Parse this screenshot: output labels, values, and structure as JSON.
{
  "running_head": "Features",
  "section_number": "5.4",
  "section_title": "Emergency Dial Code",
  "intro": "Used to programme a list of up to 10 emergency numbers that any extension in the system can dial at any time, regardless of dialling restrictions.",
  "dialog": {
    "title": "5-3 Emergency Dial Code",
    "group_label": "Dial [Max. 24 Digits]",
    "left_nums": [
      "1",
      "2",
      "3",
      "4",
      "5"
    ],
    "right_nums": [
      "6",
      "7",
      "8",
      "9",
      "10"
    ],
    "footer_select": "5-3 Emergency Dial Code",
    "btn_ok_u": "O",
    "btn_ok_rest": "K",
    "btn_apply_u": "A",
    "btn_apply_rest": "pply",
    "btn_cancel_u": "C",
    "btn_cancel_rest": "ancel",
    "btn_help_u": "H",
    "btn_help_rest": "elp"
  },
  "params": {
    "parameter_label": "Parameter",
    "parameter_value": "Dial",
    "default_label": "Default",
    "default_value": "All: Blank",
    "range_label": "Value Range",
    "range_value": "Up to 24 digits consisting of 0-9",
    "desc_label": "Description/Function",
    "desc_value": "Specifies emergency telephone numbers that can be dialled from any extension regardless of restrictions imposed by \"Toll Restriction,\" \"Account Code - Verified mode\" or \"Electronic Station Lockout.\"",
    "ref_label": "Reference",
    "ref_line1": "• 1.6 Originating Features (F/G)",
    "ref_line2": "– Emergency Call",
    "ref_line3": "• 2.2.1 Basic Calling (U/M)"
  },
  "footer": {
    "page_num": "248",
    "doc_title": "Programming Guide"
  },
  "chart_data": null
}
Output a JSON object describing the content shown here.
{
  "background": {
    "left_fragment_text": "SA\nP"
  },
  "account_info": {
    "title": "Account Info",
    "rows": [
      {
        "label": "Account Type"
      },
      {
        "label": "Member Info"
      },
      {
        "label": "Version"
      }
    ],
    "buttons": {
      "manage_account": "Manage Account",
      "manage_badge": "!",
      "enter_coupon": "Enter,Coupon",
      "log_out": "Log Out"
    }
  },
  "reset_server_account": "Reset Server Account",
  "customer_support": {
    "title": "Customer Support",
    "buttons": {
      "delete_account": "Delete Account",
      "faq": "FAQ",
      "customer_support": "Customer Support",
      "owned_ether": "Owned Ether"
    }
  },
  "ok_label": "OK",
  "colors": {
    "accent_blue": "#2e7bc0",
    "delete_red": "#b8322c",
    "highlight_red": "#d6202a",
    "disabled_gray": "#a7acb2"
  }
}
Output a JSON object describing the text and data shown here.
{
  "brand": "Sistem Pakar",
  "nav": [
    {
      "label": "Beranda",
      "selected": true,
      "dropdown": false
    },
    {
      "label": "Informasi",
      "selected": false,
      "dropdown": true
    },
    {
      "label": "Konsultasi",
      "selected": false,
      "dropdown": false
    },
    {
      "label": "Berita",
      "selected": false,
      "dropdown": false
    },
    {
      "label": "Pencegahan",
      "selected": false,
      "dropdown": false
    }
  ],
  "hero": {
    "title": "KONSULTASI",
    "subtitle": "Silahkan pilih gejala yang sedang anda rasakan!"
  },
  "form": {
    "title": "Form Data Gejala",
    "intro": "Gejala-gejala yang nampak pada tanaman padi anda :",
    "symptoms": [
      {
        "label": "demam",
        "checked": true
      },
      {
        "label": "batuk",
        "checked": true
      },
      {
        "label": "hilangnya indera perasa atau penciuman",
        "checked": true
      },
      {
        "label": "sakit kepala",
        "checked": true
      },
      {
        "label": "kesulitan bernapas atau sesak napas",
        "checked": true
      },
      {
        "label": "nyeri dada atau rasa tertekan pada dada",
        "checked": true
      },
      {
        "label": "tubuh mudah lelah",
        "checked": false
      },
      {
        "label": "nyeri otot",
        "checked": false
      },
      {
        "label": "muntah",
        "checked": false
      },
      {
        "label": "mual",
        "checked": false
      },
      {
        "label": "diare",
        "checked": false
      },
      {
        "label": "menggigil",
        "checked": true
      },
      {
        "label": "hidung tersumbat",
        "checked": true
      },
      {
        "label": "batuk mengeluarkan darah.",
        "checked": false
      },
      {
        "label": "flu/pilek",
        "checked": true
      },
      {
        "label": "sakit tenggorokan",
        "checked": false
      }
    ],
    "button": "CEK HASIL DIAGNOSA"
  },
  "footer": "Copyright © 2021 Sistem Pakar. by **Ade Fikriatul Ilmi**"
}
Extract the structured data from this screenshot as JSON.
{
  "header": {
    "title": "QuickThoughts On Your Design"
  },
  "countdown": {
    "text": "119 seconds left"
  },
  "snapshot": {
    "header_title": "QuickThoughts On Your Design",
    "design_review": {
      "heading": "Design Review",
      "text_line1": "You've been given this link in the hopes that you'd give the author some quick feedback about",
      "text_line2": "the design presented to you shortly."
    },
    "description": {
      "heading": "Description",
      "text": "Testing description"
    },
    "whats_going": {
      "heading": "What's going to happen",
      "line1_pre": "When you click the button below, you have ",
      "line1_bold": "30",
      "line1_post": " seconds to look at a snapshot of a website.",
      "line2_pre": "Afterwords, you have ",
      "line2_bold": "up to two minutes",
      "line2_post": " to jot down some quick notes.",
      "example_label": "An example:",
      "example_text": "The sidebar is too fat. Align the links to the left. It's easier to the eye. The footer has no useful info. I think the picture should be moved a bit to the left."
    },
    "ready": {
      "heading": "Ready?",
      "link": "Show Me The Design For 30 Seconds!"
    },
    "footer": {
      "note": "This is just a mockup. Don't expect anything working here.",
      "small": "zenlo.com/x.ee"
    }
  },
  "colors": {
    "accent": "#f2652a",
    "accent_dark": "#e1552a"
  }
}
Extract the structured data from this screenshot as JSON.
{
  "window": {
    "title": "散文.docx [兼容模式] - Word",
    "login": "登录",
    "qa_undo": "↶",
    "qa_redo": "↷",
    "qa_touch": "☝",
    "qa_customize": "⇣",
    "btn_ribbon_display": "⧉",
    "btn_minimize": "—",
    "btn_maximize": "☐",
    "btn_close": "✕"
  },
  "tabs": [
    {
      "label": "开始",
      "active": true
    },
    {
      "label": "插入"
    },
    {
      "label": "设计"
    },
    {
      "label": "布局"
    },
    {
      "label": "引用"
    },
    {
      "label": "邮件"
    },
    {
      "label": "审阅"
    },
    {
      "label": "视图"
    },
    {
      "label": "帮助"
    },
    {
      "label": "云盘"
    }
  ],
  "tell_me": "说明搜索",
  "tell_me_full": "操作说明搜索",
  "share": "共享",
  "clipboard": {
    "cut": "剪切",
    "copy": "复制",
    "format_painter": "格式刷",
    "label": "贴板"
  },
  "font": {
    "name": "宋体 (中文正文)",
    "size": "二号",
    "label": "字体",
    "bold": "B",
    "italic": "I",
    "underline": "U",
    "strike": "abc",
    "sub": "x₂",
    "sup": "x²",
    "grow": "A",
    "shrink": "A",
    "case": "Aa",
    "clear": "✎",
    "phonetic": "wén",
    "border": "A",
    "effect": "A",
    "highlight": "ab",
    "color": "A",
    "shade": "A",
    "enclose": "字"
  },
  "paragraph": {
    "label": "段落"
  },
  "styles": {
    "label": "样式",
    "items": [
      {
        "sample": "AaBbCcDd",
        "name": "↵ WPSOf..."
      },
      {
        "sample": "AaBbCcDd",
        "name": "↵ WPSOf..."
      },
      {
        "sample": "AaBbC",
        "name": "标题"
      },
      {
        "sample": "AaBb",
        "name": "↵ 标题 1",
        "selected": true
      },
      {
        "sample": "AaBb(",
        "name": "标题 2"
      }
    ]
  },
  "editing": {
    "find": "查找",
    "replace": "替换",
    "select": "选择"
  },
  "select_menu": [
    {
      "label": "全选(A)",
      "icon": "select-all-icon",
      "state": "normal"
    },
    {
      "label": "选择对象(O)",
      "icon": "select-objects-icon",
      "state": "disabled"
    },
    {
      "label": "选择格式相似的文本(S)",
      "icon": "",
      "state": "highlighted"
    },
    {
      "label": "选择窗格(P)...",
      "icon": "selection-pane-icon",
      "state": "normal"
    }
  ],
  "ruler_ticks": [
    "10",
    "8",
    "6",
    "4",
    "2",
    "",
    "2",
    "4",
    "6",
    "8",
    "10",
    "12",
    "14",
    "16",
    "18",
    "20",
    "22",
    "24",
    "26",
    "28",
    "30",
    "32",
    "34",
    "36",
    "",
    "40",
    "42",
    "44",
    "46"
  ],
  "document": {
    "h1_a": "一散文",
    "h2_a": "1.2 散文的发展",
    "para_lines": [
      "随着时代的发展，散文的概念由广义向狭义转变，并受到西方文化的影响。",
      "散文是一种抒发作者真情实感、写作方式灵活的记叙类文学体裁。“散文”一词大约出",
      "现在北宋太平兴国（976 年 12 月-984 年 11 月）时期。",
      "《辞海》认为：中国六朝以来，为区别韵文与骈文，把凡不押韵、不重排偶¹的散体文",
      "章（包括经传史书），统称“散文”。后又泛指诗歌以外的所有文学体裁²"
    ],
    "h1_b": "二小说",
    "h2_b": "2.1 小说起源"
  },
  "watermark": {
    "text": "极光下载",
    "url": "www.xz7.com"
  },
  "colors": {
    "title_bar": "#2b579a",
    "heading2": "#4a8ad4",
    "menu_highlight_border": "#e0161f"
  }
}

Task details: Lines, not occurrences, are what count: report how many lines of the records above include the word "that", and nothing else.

Solution to the problem: 3